One of the most significant developments for Enterprise 2.0 happened last week when Google Apps Marketplace announced that it would be standardizing on OpenID.
Google is leveraging its strength as an identity provider to create a single sign-on ecosystem for third party applications and enterprise customers. This does not mean that we will see immediate adoption of single sign-on across the enterprise landscape. But it does represent a shift that will lead to more seamless application integrations, platform diversity and a sizable community of enterprise customers.
Today, we spent some time talking with Vatsal Sonecha, vice president of TriCipher who gave some perspectives about the impacts of the Google announcement and what it means for the enterprise marketplace. TriCipher offers MyOneLogin, an OpenID service.
OpenID Means Choice
Google Apps Marketplace is the first major platform to adopt OpenID. Salesforce.com AppsExchange provides support for developers that integrate federated identity but they do not have it standardized across the platform. Microsoft has not adopted OpenID. Google’s move means that competing platforms will have to consider entering the OpenID ecosystem. As more platforms do adopt OpenID, the aggregate user base will diversify and grow. Platforms that do not adopt OpenID will have to convince the market that its proprietary network is more robust and valuable than all the rest.
A Critical Mass of Users
Service providers now have a potential critical mass of users. They are beginning to adopt OpenID but now they have further incentives. The dynamics of demand aggregation now come into play. With a universal identity foot print, a service provider may now reach deeper into the enterprise.
The Cloud and OpenID
Cloud computing makes it easier for companies to adopt OpenID. Services like MyOneLogin and OneLogin provide infrastructure for security authentication markup language (SAML) integration and single-sign on with multi-factor authentication. The identity services provider becomes a hub that keeps track of updates, new protocols and the other issues that come with keeping up to date with federated identity technicalities. With the services in place and a marketplace to explore, service providers will greet an already qualified customer. These customers will be ready to buy without concerns about registering new user names and passwords. It’s like a club. You join once. That’s it.
Watch the Carriers

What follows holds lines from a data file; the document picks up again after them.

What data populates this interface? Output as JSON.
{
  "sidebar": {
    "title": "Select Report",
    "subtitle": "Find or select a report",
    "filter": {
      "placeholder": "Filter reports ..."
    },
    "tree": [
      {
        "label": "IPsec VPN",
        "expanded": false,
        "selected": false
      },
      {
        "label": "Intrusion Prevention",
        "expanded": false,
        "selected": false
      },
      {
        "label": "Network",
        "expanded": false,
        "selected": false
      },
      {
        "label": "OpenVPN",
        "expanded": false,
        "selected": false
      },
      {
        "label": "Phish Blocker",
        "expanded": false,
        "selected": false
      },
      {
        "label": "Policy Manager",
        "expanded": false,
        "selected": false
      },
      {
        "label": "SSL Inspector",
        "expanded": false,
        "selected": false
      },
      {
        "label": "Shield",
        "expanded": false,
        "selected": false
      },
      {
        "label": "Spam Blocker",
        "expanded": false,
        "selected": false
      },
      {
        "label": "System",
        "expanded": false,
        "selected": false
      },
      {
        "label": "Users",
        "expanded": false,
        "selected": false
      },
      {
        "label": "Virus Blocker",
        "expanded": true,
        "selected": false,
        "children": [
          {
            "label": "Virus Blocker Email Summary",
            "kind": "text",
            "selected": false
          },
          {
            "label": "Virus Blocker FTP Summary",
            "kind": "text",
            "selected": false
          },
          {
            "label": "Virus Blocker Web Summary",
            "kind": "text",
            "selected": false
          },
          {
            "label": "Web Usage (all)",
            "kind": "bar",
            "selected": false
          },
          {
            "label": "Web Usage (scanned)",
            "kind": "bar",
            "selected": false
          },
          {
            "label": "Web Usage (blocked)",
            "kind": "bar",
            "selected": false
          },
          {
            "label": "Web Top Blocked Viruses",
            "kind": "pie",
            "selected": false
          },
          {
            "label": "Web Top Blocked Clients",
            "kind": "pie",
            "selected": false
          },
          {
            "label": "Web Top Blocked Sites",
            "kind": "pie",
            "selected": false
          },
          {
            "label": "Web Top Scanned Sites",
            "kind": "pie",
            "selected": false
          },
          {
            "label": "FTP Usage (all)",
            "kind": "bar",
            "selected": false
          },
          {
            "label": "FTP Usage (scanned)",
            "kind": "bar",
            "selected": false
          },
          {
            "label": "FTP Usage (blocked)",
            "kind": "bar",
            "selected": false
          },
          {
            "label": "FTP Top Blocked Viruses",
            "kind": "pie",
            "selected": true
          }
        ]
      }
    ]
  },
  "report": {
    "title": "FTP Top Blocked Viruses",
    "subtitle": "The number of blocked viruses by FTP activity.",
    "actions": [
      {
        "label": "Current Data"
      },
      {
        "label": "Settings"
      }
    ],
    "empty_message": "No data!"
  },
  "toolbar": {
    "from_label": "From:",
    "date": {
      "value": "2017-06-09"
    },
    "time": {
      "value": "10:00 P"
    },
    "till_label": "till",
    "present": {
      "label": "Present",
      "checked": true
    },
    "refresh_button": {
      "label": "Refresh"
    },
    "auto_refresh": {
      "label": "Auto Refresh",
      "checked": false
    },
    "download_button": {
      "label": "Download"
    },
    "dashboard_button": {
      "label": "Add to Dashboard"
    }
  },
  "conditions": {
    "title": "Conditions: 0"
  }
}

According to Sonecha , the carriers have a material advantage if they decide to offer OpenID. They have a user base. They understand how to manage scalable systems. And they never worry about capital expenditures. They may borrow a sheet from Google and open their own marketplace or next generation service catalogs.